Do you know the weird feeling when you go the opposite direction of a frequently traveled road? How suddenly everything looks and feels different? How sometimes, you even have to stop to make sure you have not lost yourself?
I go running almost every day. I have a route I take frequently, a forest road. I decided to run it backwards the other day. During a few moments, I had to stop, look around, and make sure I was going the right way. This lead me to realize how important it is to look at things from another perspective. More importantly, how we, as creators and artists, should self-reflect, look back, and appreciate the work we’ve already done. There are quite a few learning points in looking back at your own work and accomplishments.
Achieved progress is larger than expected
Self-reflection, self-critique, or self-auditing are techniques one can use to do two things. One, learn and develop skills — learn from your own mistakes — and two, appreciate the journey already traveled, and acknowledge the successes along the road. Let’s call it self-appreciation.
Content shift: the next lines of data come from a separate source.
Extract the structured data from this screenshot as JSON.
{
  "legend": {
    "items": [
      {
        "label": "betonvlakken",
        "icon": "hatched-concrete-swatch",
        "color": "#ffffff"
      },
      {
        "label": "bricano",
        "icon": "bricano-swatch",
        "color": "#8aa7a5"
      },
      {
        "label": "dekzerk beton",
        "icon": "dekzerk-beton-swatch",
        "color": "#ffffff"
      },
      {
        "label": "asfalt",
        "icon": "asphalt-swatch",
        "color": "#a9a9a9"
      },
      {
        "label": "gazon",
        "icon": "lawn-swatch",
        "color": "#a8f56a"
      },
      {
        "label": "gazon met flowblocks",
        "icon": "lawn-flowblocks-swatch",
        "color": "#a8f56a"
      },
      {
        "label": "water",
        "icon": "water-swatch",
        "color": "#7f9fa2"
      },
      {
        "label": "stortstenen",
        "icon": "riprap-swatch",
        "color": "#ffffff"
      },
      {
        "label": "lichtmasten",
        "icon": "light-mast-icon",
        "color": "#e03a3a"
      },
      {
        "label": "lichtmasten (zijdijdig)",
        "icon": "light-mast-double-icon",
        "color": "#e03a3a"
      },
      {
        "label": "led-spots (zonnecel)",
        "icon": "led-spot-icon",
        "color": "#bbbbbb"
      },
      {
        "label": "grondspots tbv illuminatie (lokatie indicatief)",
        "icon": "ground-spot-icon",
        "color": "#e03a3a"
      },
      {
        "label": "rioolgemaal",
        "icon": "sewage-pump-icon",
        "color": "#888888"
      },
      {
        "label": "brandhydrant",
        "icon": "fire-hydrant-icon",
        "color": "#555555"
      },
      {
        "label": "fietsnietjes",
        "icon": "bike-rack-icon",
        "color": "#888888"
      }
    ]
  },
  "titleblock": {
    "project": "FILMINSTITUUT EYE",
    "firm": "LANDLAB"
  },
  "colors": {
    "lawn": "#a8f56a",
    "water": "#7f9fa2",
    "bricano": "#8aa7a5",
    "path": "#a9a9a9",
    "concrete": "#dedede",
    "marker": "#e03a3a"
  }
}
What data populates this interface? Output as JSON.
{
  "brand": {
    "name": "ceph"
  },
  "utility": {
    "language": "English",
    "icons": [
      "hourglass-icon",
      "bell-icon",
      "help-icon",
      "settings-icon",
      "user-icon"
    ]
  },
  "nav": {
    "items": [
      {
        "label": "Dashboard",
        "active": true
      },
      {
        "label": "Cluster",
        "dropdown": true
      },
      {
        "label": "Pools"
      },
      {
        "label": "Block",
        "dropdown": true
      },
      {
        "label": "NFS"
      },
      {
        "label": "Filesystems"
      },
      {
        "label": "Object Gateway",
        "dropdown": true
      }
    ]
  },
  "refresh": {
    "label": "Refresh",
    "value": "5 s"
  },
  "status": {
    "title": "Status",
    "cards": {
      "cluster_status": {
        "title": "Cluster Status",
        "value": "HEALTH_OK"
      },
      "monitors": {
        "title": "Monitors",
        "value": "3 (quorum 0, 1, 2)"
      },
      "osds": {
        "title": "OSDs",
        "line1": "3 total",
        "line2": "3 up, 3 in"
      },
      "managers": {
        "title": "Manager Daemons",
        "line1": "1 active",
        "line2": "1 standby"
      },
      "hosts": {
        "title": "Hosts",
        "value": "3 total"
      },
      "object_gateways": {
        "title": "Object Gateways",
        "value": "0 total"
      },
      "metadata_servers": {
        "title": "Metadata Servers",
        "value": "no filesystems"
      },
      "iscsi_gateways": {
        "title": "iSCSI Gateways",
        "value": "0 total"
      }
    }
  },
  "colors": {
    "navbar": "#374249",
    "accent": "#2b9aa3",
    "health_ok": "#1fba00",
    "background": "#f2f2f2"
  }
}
When I look at my work from five years ago, I can’t believe how much my taste has changed. I do things differently today. My taste is different and my work reflects that. Looking back even further, the feeling grows. Comparing my work year-on-year, I can see what I’ve been through, how it affected the way I worked, how much time I had for my personal projects, and it clearly gives my development different sense of the scale. Knowing how much I’ve grown and under what circumstances makes me feel proud and appreciative of my own journey and the work I’ve done. More importantly, it makes me very excited about the future. If I keep on developing with the same delta as before, I become impatient and very eager to start my new projects!
Identifying the trajectory of your art development
Over the years, we develop, we change. We become more educated, we ditch the old beliefs and welcome new. We are better aware of who we are. We gain knowledge, wisdom, and self-definition becomes more apparent.
Our art, be it writing, photography, design, music, or anything else, transforms with us. The change of beliefs, knowledge, or self-definition, they all contribute to the way we create art.
Looking back, going over the archives of your past work will give you an insight on the journey you’ve traveled. It will help you see where you’ve come from, what road you’re on, how your artistic taste is developing, and most importantly, the direction you are on will become clearer. This will either help you stay on track and confirm your ambitions, or it’ll help you steer your ship and navigate it better.
It’s like looking in the mirror when driving — seeing your past and what happens there — helps you going forward.
Self-critique as a learning tool
It would all be not too wise to go over and over your archive just to see what you’ve done and feel good about it, without taking in some learning points.
I like to do this exercise frequently, as it is probably the most important tip among the three. It can be done on a weekly, monthly or yearly basis, depending on how much work you put out there. In a chosen period, choose the best three (or five, or ten) pieces of the work you’ve done. Look at and scrutinize their quality, your approach when you created the piece, what lead you to create it in the first place, and what would you do differently next time? Keep a journal of your notes to come back to later, as it is a great tool to keep a record of your thoughts and ideas. Even if you don’t read it eventually, writing it down gives your self-criticism the weight of importance it deserves.